I’ve noticed a few ways of doing this. You can see how they act when under extreme stress. Or you can watch them when there’s no stress, when they’re completely and utterly at ease. You can witness the discrepancies in their responses to different people in different situations. You can come to understand them by the alignment—or non-alignment—between what they say and what they do. You can perceive what they do when they have no time and must choose how to spend the little they have, or what they do when they have all the time in the world. You can know a person by their behaviour around the wealthy, powerful and influential, and by their behaviour around the poor, the weak, and the insignificant.

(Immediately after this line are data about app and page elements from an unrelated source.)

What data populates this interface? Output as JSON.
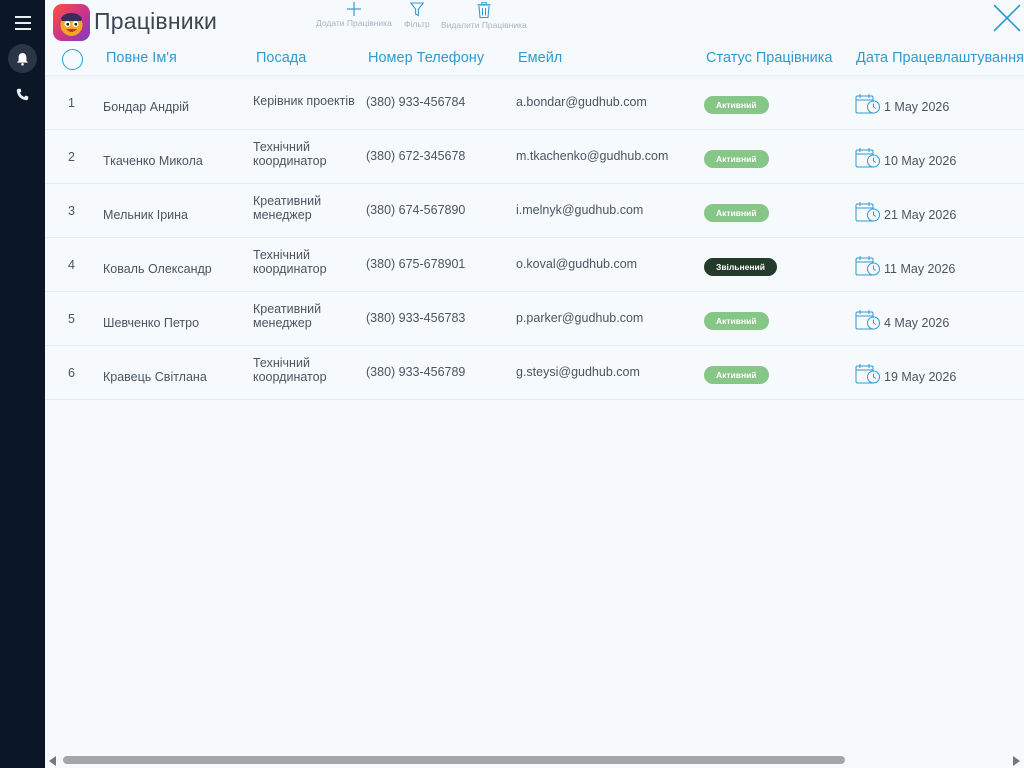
{
  "app": {
    "title": "Працівники"
  },
  "toolbar": {
    "add_label": "Додати Працівника",
    "filter_label": "Фільтр",
    "delete_label": "Видалити Працівника"
  },
  "sidebar": {
    "icons": [
      "menu-icon",
      "bell-icon",
      "phone-icon"
    ]
  },
  "table": {
    "headers": {
      "name": "Повне Ім'я",
      "position": "Посада",
      "phone": "Номер Телефону",
      "email": "Емейл",
      "status": "Статус Працівника",
      "date": "Дата Працевлаштування"
    },
    "rows": [
      {
        "num": "1",
        "name": "Бондар Андрій",
        "position": "Керівник проектів",
        "phone": "(380) 933-456784",
        "email": "a.bondar@gudhub.com",
        "status": "Активний",
        "date": "1 May 2026"
      },
      {
        "num": "2",
        "name": "Ткаченко Микола",
        "position": "Технічний координатор",
        "phone": "(380) 672-345678",
        "email": "m.tkachenko@gudhub.com",
        "status": "Активний",
        "date": "10 May 2026"
      },
      {
        "num": "3",
        "name": "Мельник Ірина",
        "position": "Креативний менеджер",
        "phone": "(380) 674-567890",
        "email": "i.melnyk@gudhub.com",
        "status": "Активний",
        "date": "21 May 2026"
      },
      {
        "num": "4",
        "name": "Коваль Олександр",
        "position": "Технічний координатор",
        "phone": "(380) 675-678901",
        "email": "o.koval@gudhub.com",
        "status": "Звільнений",
        "date": "11 May 2026"
      },
      {
        "num": "5",
        "name": "Шевченко Петро",
        "position": "Креативний менеджер",
        "phone": "(380) 933-456783",
        "email": "p.parker@gudhub.com",
        "status": "Активний",
        "date": "4 May 2026"
      },
      {
        "num": "6",
        "name": "Кравець Світлана",
        "position": "Технічний координатор",
        "phone": "(380) 933-456789",
        "email": "g.steysi@gudhub.com",
        "status": "Активний",
        "date": "19 May 2026"
      }
    ]
  },
  "colors": {
    "accent": "#2d9bd2",
    "sidebar_bg": "#0b1626",
    "status_active": "#86c788",
    "status_fired": "#243b2c",
    "background": "#f7fafc"
  }
}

There are many more I’m sure I’ve forgotten or not even noticed. But there’s one in particular that’s been bouncing around my mind this morning: you can know a person by what they do without thinking.
Conscious thought is a filter for actions and words. It modifies what we do or say according to the present audience. Words and deeds that arise out of slow thought and contemplation are always tainted with the stink of self-consciousness. They are never pure. But if someone acts without thought—instinctively, naturally, and without consideration for how their action will be perceived by others—we can get a window into their soul.

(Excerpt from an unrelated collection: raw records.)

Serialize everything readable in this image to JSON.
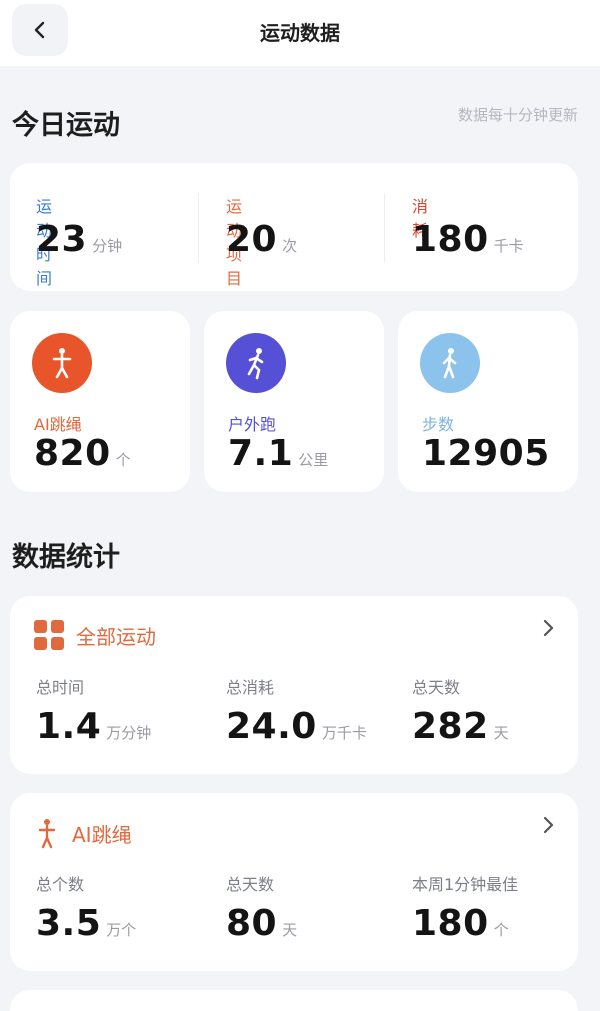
{
  "header": {
    "title": "运动数据",
    "back_icon": "chevron-left-icon"
  },
  "today": {
    "title": "今日运动",
    "update_note": "数据每十分钟更新",
    "summary": [
      {
        "label": "运动时间",
        "value": "23",
        "unit": "分钟",
        "color": "#3b7cd9"
      },
      {
        "label": "运动项目",
        "value": "20",
        "unit": "次",
        "color": "#e06a3e"
      },
      {
        "label": "消耗",
        "value": "180",
        "unit": "千卡",
        "color": "#e0452f"
      }
    ],
    "stats": [
      {
        "label": "AI跳绳",
        "value": "820",
        "unit": "个",
        "icon": "jump-rope-icon",
        "circle_color": "#e8552a",
        "label_color": "#e06a3e"
      },
      {
        "label": "户外跑",
        "value": "7.1",
        "unit": "公里",
        "icon": "running-icon",
        "circle_color": "#5650d6",
        "label_color": "#5650d6"
      },
      {
        "label": "步数",
        "value": "12905",
        "unit": "",
        "icon": "walking-icon",
        "circle_color": "#8cc3ec",
        "label_color": "#7fb3e0"
      }
    ]
  },
  "statistics": {
    "title": "数据统计",
    "all_sports": {
      "name": "全部运动",
      "icon": "grid-icon",
      "items": [
        {
          "label": "总时间",
          "value": "1.4",
          "unit": "万分钟"
        },
        {
          "label": "总消耗",
          "value": "24.0",
          "unit": "万千卡"
        },
        {
          "label": "总天数",
          "value": "282",
          "unit": "天"
        }
      ]
    },
    "jump_rope": {
      "name": "AI跳绳",
      "icon": "jump-rope-icon",
      "items": [
        {
          "label": "总个数",
          "value": "3.5",
          "unit": "万个"
        },
        {
          "label": "总天数",
          "value": "80",
          "unit": "天"
        },
        {
          "label": "本周1分钟最佳",
          "value": "180",
          "unit": "个"
        }
      ]
    }
  }
}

It is without thinking that the greatest and most terrible acts of humanity are undertaken. The soldier who dives on an imminently exploding grenade to save his squad members doesn’t think. He does what he feels to be right and proper. And the man who is cruel to his dog, who slaps him on the nose for daring to bark at the wrong moment, displays his disdain and cruelty unwittingly.

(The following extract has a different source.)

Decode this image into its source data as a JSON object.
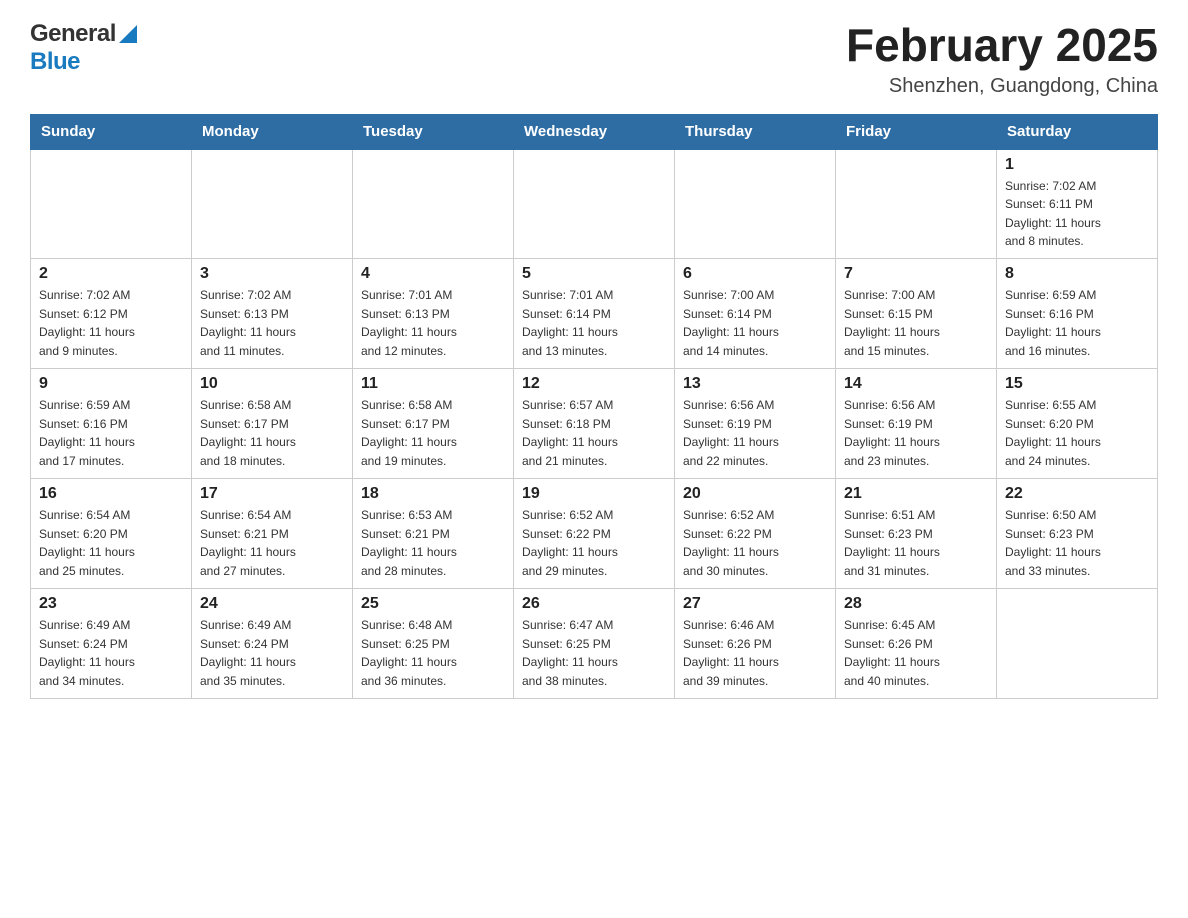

So that’s another way in which you can come to know an individual. Ask yourself, what do they do when they don’t think? How do they act when they don’t think about the action?